Raines and I had a rare minute alone. We were together, casually talking about nothing, and I knew it was time. I took a deep breath before I lost my nerve. “Raines,” I said, “we need to talk about Santa.” He froze — his whole body going still, heartbreakingly still — and then his shoulders slumped. He finally made eye contact. And it felt like the end of an era.
We’ve had a few of these, uh, life-defining moments this year. My Dad passed away last January, Mike and I are going through the (very depressing but necessary) process of making a real will, I’m almost done with my 5 years of Tamoxifen, and then this conversation with Raines. For the first time in my life, I am actually feeling like an adult. Not a very good one, mind you, but an adult nonetheless.
My conversation with Raines, though…it was hard. I knew it was time. Raines and Pax had cornered Mike over Thanksgiving and asked directly about Santa. I always thought if the kids ever asked directly, we would tell them. Or at the very least employ one of the Parent NInja-Conversation Answers: “What do you think?” “What makes you ask?”, “How would one…define…real?“, or if all else fails…the classic,”Do you really want to know?”
Mike, instead, panicked. And then lied. Once he fessed up, “Babe!! They had me cornered!! What was I supposed to do???,” we weren’t really sure where to go from there. We never lie to our kids — not about the little stuff (“We need to go home because if Mommy spends one more second at this playground SHE WILL FREAK OUT”) nor about the big stuff (oh hey, cancer diagnosis). So this one was tough. But once I overheard Raines and his friends arguing: “RAINES! SANTA IS YOUR PARENTS!!” to which he replied, “My Dad said [somethingsomething I couldn’t hear]— AND MY DAD WOULD NEVER LIE TO ME,” I knew it was time.
So my giant baby, (which is how I see him — his body too big for his little self) sat there with his shoulders slumped, thinking. He looked back up at me. “OK” he said. “I know the Easter Bunny isn’t real then either, but Mom? Remember when Sophia lost her tooth? Her Mom had a picture of the tooth fairy!” He looked at me, his eyes hopeful. “How would she get a picture if the tooth fairy wasn’t real?”
“It was an app, Baby. Her Mom used an app that adds the tooth fairy into the photo.” Oh, God. This was going badly.
“So you and Dad and everyone IN THE WORLD just…lies??” Suddenly he straightened up and looked directly in my eyes. “Mom?” he said, so quietly that I almost missed it. “Leprechauns?”
My heart stopped for what felt like a whole minute. Raines and his brother, for years, have built these elaborate leprechaun traps. They’ve lain in wait, they’ve checked them daily — they’ve even convinced themselves (most years) that they had one that got away! I had forgotten about the leprechauns. Not able to speak, I just shook my head.

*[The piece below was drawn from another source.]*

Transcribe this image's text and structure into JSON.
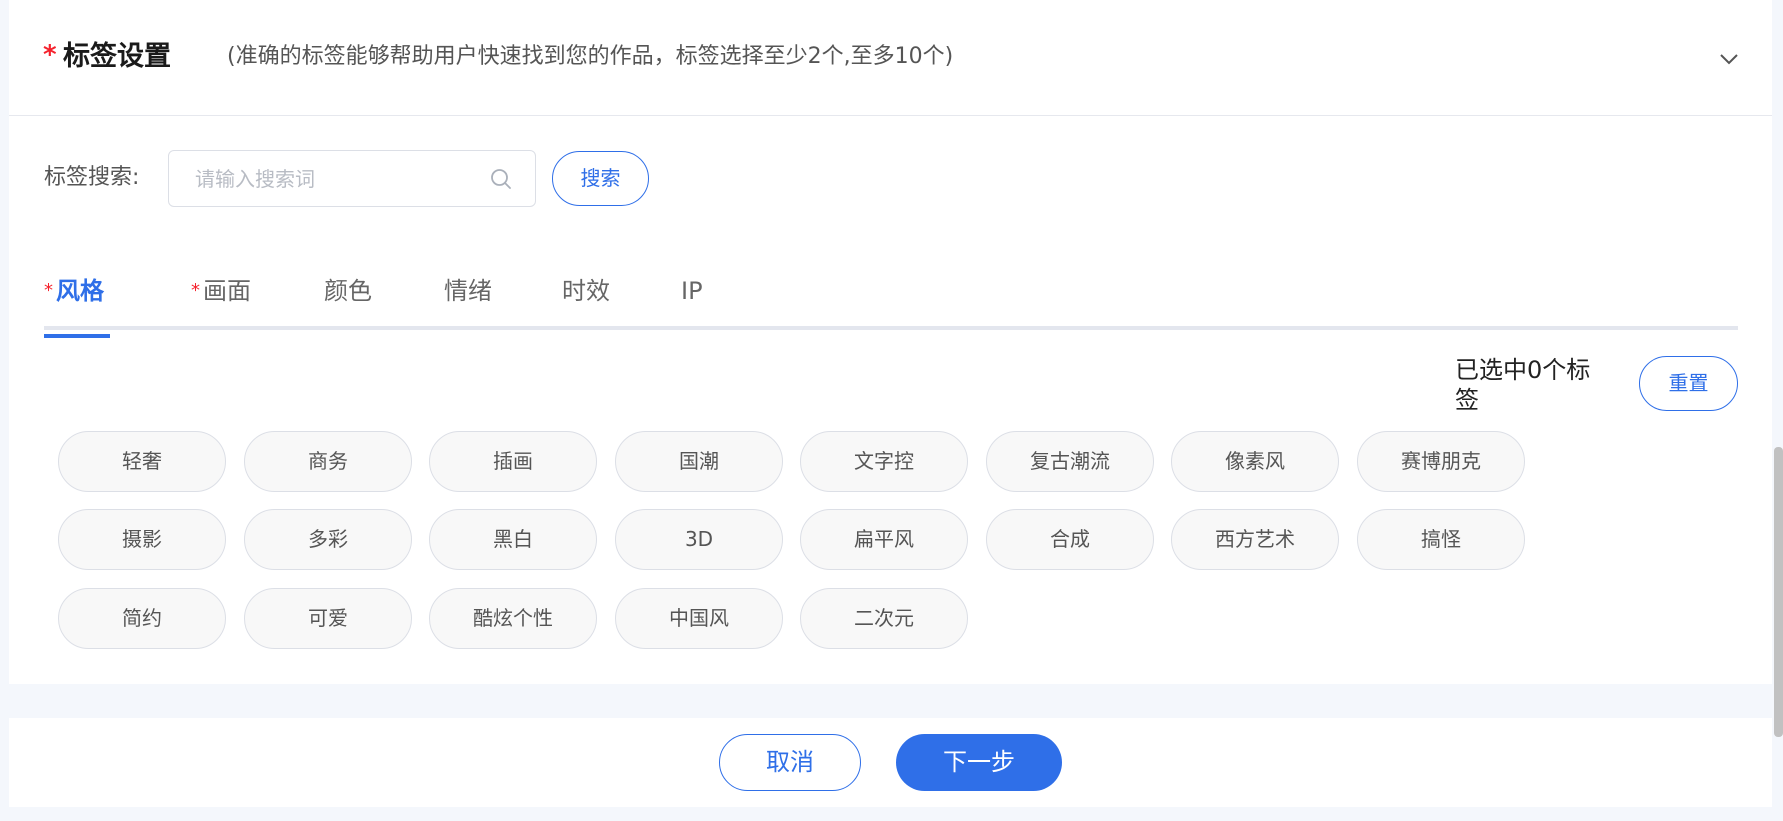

He turned away from me then. I went over and put my arms around my boy, my sweet baby boy. I rubbed his back, and started whispering about how this….This is one of the world’s greatest secrets. And how he is now a part of that secret. And his job, just like ours, is to help make magic for other little kids.
Raines lifted his head off my shoulder and looked me in the eyes. “I’m OK, Mom” he said, pushing my hair off my face, like he often does in these weird role-reversal moments he’s been doing his whole life. Like he’s comforting me. “It’s just…it was really cool to think there was magic like that in this world.”
And that’s kind of the thing, isn’t it? In this world that is ultimately so tough, so full of sadness and hardship and injustice…it’s comforting to think that it also holds a little magic, too. Leave it to Raines to cut right to the heart of the matter.
“Raines,” I said. “The magic is there. It’s just a different kind of magic. It’s the kind of magic I feel when I look at you. I have no idea how I got so lucky, buddy, how I got so lucky to be your mom. But it feels…magical.”
He gave me a small grin. “Or like when we’re doing something and it feels like Bapa is there?” he asked. Bapa is his name for my Dad. “Because I think sometimes he’s there, Mom.”
“Yes baby,” I said. Sometimes I feel him, too. Real magic is exactly like that.
So we’re wishing you all a little magic today. May yours come in the form of a giant snuggle, or a cup of piping hot coffee, the kind with the steam curling up. Personally, I’m hoping for fresh snow, a good book, and a long walk with the boys where they jump and run and breathe and laugh and live. And then we’ll come inside, and call my mom and sister and talk a little about Dad, and then we’ll call my brother and not talk about Dad, but in both cases there will be sweetness and joy and laughter and sadness, all mixed up together.
And that? Feels like magic.
Merry Christmas, Everyone.